> Debian releases that the port be self-installable, and not require some
> other OS (such as a previous version of Debian) to bootstrap it.
One of my alphas requires milo, so going back a while to install is
required. Of course I haven't succeeded at getting that to work yet
either. The other alphas are much simpler to deal with.
> In what sense do you mean? Lenny as oldstable would still have security
> support on alpha, the same as all other architectures (assuming that we can
> still find sponsorship for the buildds - and many thanks to Tim Cutts and
> the Sanger Institute for providing this service for lenny to date!). But it
> would no longer be present in the 'stable' or 'testing' suites at that
> point, which among other things means that there would be no guaranteed
> upgrade path at all from lenny to sid, and therefore I would argue that we
> should not continue to take up space with this port in sid either.
> Debian Alpha doesn't work very well on SMP systems any more, either. Since
> etch, we've had problems with modules not being loadable due to toolchain
> changes, so you typically have to build a custom static kernel; and the very
> Alphas that have been used as the Debian buildds for the past year have also
> had problems when running under SMP.
> Again, I'm certainly not encouraging anyone to switch away from Debian; I
> would much rather see a trimmed-down version of Debian/Alpha distributed
> from debian-ports.org than that. :) But if there aren't enough folks to
> keep Debian running well on alpha, it may be inevitable.
> In English, we have an expression: "throwing good money after bad". Yes,
> there's an environmental cost associated with the initial production of the
> machine (not just in terms of energy but also in pollution), but that's
> already done and can't be undone. Computers can be had today that are more
> powerful *and* more energy efficient, for relatively little money - how long
> would a more energy-efficient machine have to run in place of your alpha, in
> order to pay for itself in electricity savings?

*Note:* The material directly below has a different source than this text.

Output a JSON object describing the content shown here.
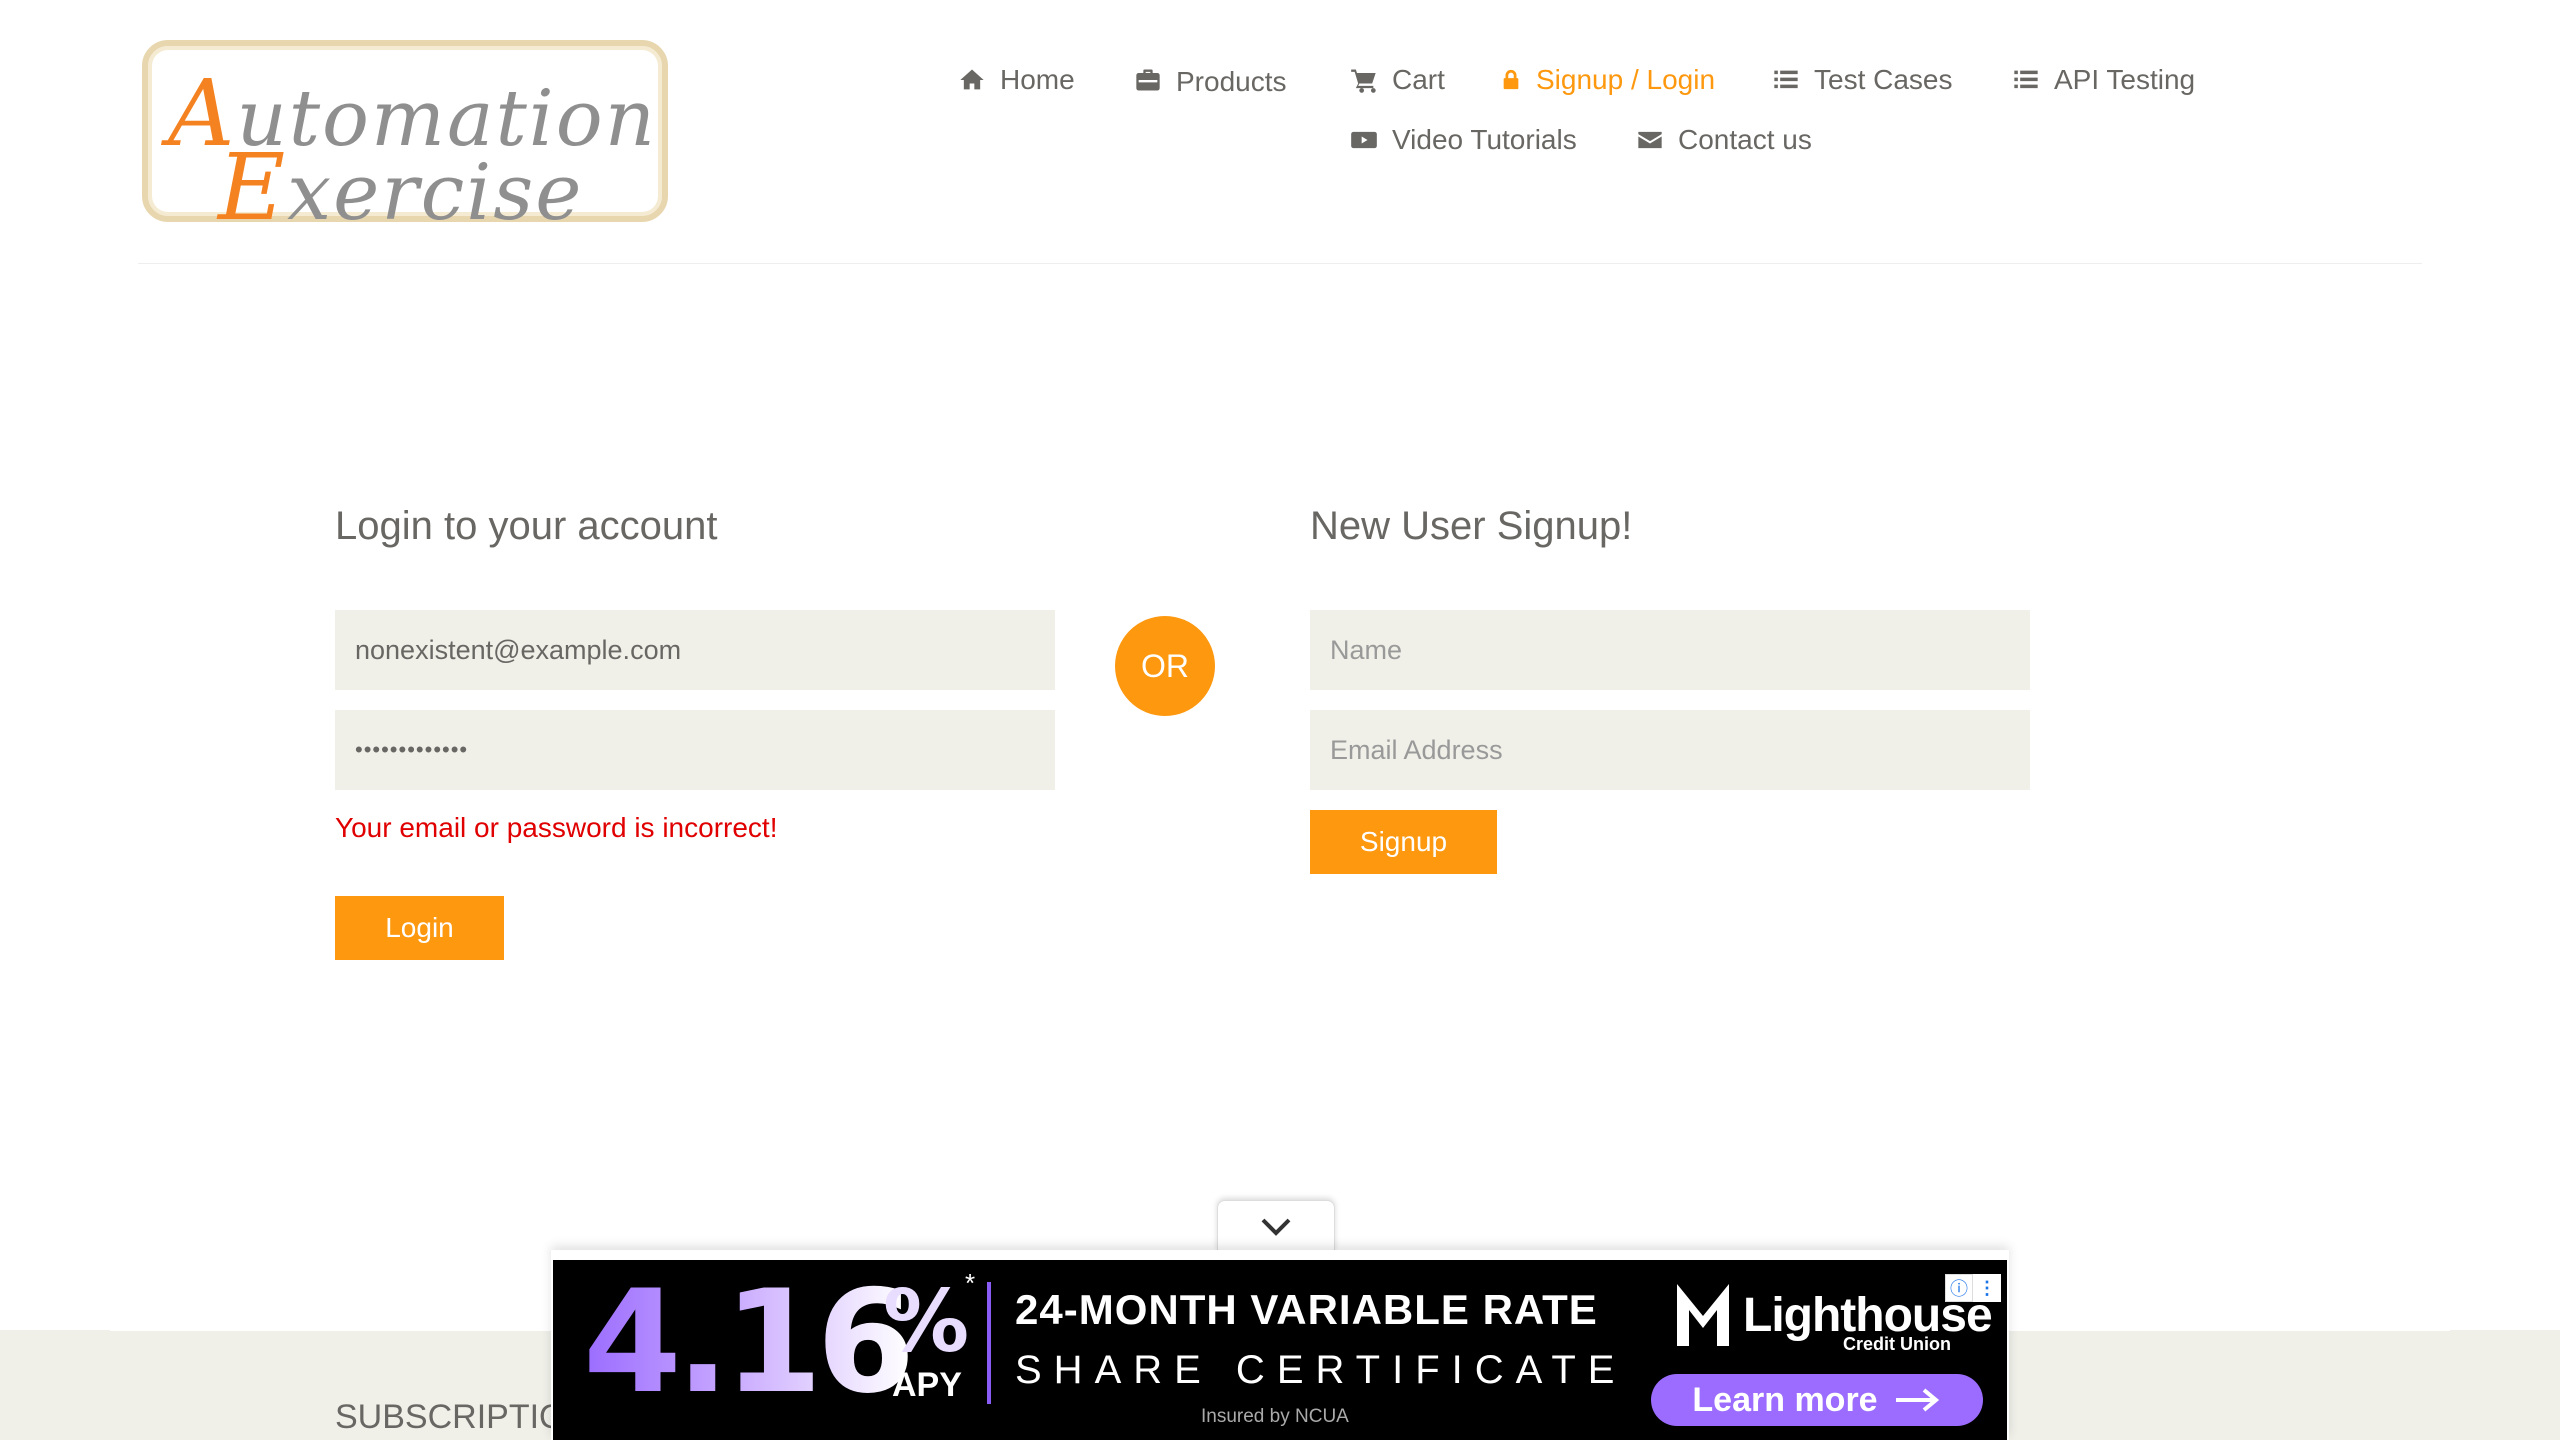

> For me, I know the answer is "not long".
Certainly true, but there are a few silly people around (like me) that
just loves weird old hardware and keeping it working (even if that takes
a soldering iron once in a while to fix things). If nothing else than
to show it can be done.